Work order:
The word "JSON" marks the lines to copy; find all of them in the entries below.

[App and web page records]

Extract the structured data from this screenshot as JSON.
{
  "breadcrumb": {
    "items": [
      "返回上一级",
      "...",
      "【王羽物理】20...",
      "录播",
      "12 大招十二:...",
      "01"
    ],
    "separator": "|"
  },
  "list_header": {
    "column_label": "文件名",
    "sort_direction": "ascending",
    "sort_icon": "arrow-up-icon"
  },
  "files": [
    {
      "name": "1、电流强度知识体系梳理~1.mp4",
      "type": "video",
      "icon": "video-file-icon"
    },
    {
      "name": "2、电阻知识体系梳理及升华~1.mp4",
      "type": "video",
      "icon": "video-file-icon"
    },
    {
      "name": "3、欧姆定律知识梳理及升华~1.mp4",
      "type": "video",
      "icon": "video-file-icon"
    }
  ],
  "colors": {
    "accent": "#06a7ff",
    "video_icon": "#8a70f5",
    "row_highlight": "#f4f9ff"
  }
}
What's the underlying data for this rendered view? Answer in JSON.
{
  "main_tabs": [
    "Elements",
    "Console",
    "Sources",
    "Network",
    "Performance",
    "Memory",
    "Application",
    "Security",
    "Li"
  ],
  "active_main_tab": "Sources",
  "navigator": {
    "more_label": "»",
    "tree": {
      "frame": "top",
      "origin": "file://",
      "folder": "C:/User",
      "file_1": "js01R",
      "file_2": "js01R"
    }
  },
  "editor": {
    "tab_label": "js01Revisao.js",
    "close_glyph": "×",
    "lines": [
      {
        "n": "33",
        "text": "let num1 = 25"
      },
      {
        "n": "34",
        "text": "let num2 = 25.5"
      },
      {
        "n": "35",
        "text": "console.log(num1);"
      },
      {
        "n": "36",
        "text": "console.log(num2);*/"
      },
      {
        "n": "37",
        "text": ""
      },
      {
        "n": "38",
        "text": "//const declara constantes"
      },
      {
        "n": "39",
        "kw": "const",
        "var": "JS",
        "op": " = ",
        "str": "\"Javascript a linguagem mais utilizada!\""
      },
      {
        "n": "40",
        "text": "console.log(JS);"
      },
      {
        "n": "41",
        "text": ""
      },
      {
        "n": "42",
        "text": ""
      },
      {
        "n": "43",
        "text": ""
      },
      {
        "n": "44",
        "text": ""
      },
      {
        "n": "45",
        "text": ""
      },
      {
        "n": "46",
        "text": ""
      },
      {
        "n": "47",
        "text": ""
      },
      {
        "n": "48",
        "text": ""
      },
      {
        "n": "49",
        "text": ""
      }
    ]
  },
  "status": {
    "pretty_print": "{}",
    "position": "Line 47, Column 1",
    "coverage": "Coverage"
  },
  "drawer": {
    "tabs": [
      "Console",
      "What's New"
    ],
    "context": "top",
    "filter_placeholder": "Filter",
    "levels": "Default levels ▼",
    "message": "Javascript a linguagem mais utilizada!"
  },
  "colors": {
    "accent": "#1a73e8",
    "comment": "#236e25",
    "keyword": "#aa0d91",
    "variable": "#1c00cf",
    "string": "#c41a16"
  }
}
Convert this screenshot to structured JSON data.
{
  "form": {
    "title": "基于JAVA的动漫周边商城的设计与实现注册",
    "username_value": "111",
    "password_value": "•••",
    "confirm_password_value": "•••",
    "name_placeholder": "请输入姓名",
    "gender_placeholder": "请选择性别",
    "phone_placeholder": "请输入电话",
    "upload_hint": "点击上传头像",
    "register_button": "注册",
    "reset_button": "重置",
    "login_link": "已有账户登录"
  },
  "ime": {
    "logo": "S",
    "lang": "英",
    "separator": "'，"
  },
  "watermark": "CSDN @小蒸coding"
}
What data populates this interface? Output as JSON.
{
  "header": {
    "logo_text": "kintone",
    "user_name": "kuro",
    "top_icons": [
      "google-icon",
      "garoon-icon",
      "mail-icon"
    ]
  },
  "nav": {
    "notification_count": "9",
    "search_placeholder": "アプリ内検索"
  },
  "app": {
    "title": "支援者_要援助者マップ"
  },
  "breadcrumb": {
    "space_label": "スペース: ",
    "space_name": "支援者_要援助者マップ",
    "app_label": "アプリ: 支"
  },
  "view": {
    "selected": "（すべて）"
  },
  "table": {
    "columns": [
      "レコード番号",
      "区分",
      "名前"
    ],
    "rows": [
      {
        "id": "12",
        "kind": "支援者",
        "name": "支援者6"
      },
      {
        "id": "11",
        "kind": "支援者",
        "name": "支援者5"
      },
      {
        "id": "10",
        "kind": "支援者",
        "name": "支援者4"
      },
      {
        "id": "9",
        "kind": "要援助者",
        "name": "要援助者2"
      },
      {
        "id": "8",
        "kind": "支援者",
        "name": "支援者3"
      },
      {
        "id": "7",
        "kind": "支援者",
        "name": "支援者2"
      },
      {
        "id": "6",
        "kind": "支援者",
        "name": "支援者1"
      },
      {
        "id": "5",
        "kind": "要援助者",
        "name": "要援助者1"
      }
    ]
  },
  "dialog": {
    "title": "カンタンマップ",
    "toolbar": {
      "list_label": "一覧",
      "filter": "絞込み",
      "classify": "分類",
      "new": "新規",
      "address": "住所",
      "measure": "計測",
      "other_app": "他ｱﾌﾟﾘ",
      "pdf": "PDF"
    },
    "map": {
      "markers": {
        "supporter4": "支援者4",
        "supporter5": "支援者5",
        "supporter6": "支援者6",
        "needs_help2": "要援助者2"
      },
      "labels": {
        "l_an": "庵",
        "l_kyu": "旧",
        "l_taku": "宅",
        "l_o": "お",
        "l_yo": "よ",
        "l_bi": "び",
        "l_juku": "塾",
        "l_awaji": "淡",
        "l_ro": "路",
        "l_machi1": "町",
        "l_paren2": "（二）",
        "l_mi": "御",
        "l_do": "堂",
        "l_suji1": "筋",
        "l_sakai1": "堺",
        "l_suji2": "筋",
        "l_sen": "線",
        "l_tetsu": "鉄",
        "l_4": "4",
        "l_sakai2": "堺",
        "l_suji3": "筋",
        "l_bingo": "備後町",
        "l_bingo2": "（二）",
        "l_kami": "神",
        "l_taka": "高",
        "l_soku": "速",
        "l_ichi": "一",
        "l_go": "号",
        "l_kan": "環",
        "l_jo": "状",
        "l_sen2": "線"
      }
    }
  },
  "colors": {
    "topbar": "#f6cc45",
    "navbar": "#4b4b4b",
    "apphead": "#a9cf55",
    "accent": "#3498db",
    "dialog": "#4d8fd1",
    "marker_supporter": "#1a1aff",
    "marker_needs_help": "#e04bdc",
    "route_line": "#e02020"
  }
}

Response for this exercise:
Extract the structured data from this screenshot as JSON.
What's the underlying data for this rendered view? Answer in JSON.
Convert this screenshot to structured JSON data.
What data populates this interface? Output as JSON.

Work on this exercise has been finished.